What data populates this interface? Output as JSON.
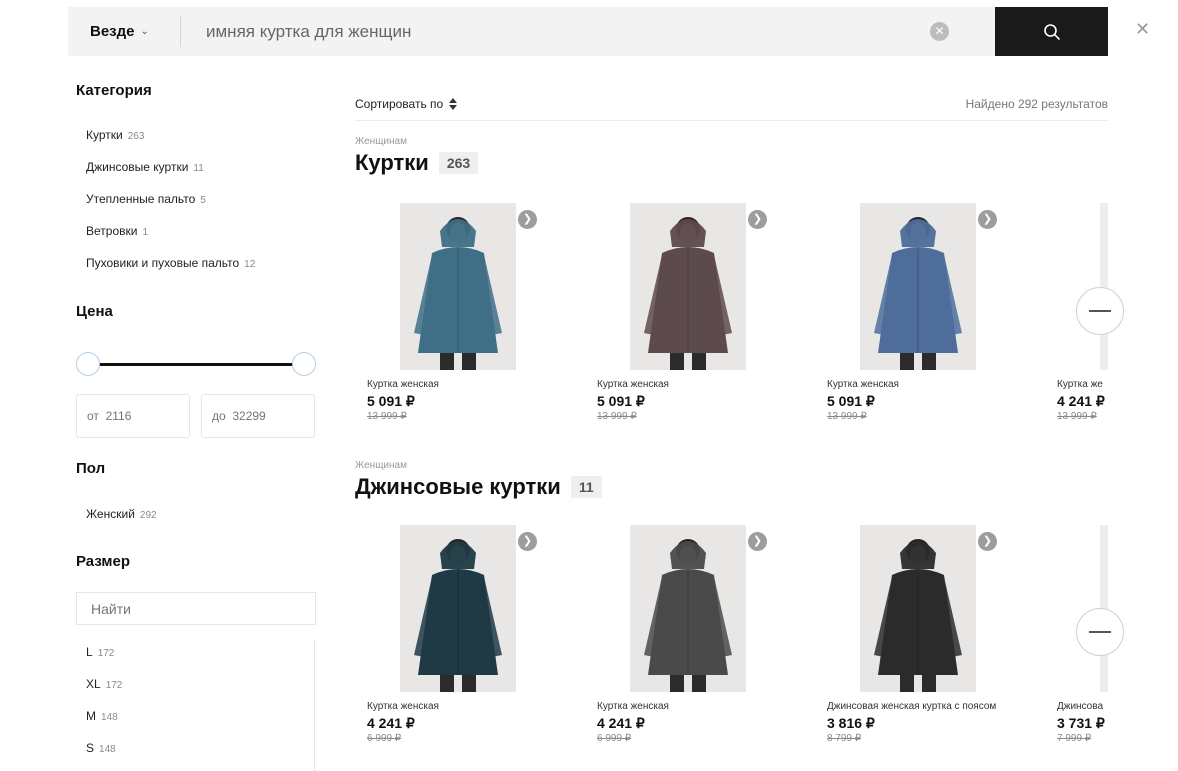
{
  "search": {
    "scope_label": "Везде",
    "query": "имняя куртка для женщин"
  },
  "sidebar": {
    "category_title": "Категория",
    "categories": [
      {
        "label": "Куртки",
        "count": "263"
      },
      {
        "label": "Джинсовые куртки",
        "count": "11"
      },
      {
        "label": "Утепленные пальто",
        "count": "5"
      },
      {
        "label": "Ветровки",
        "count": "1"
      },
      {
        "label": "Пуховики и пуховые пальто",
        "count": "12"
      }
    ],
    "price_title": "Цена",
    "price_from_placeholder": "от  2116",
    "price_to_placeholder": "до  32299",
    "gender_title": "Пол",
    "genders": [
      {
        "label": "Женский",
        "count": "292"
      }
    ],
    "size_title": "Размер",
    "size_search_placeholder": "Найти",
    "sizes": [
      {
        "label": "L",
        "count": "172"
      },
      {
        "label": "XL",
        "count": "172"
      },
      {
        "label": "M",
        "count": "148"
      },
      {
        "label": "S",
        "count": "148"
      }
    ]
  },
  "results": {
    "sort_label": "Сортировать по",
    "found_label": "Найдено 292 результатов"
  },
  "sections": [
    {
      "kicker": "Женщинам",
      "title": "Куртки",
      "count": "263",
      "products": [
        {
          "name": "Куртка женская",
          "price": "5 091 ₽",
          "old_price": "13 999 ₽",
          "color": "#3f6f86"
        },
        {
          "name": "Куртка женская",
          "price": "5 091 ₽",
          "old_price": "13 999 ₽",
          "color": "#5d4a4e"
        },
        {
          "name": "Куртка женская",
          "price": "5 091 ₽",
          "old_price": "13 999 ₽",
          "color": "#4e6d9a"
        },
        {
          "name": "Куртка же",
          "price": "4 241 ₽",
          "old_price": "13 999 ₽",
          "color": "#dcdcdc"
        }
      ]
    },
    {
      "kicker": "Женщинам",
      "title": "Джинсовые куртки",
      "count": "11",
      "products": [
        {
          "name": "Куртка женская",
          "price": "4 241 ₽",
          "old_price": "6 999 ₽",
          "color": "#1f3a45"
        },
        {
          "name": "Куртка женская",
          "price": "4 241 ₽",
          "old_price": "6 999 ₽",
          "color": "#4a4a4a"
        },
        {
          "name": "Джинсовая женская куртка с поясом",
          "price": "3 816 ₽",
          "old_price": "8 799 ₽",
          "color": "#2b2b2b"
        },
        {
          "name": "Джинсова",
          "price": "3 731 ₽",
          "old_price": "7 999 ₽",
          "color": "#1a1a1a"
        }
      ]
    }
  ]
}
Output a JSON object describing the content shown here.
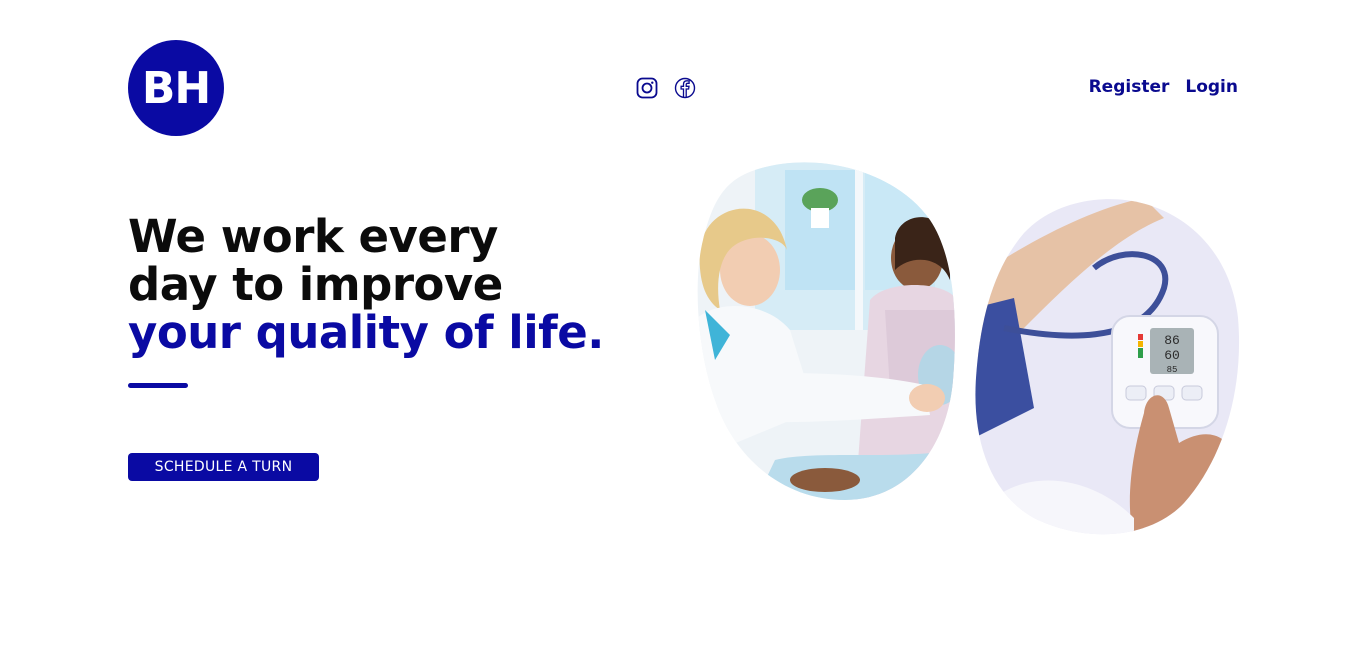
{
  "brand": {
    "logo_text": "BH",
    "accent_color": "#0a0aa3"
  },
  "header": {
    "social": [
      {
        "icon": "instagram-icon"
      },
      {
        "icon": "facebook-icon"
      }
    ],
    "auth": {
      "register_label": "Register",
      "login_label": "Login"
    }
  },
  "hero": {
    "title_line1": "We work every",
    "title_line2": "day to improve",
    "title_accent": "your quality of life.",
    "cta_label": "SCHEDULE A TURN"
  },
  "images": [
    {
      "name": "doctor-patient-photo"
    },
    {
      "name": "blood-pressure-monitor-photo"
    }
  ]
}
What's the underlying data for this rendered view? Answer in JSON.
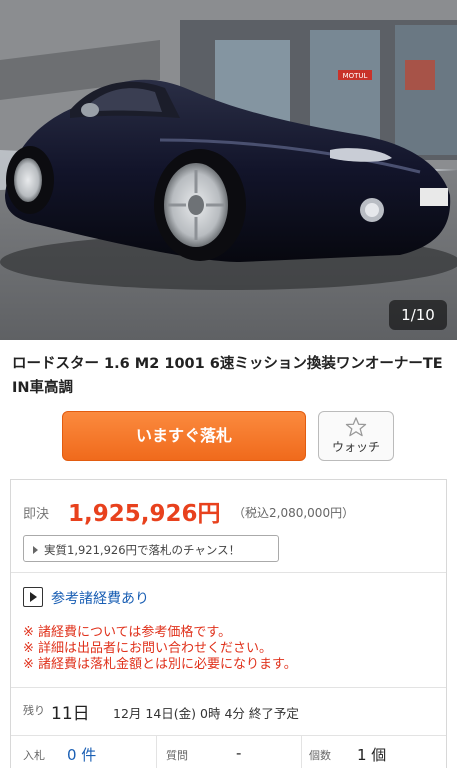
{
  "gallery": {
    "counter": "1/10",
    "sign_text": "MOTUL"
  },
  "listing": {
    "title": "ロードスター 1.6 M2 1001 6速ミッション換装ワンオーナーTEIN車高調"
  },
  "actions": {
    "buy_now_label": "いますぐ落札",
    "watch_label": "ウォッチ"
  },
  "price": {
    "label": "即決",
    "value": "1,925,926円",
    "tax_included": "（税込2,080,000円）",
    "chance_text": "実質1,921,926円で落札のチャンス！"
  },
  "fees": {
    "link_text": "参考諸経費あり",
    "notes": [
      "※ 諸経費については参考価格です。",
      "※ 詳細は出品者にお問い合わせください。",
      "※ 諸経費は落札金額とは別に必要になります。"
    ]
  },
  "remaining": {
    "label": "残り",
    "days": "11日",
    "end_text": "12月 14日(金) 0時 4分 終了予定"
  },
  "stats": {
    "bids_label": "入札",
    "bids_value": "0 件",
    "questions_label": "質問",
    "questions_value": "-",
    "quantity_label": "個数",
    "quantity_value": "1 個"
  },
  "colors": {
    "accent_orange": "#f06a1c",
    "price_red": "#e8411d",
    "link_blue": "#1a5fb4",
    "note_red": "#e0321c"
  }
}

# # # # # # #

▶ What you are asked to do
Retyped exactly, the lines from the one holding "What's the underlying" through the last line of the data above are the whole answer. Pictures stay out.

▶ Problem solution
What's the underlying data for this rendered view? Answer in JSON.
{
  "gallery": {
    "counter": "1/10",
    "sign_text": "MOTUL"
  },
  "listing": {
    "title": "ロードスター 1.6 M2 1001 6速ミッション換装ワンオーナーTEIN車高調"
  },
  "actions": {
    "buy_now_label": "いますぐ落札",
    "watch_label": "ウォッチ"
  },
  "price": {
    "label": "即決",
    "value": "1,925,926円",
    "tax_included": "（税込2,080,000円）",
    "chance_text": "実質1,921,926円で落札のチャンス！"
  },
  "fees": {
    "link_text": "参考諸経費あり",
    "notes": [
      "※ 諸経費については参考価格です。",
      "※ 詳細は出品者にお問い合わせください。",
      "※ 諸経費は落札金額とは別に必要になります。"
    ]
  },
  "remaining": {
    "label": "残り",
    "days": "11日",
    "end_text": "12月 14日(金) 0時 4分 終了予定"
  },
  "stats": {
    "bids_label": "入札",
    "bids_value": "0 件",
    "questions_label": "質問",
    "questions_value": "-",
    "quantity_label": "個数",
    "quantity_value": "1 個"
  },
  "colors": {
    "accent_orange": "#f06a1c",
    "price_red": "#e8411d",
    "link_blue": "#1a5fb4",
    "note_red": "#e0321c"
  }
}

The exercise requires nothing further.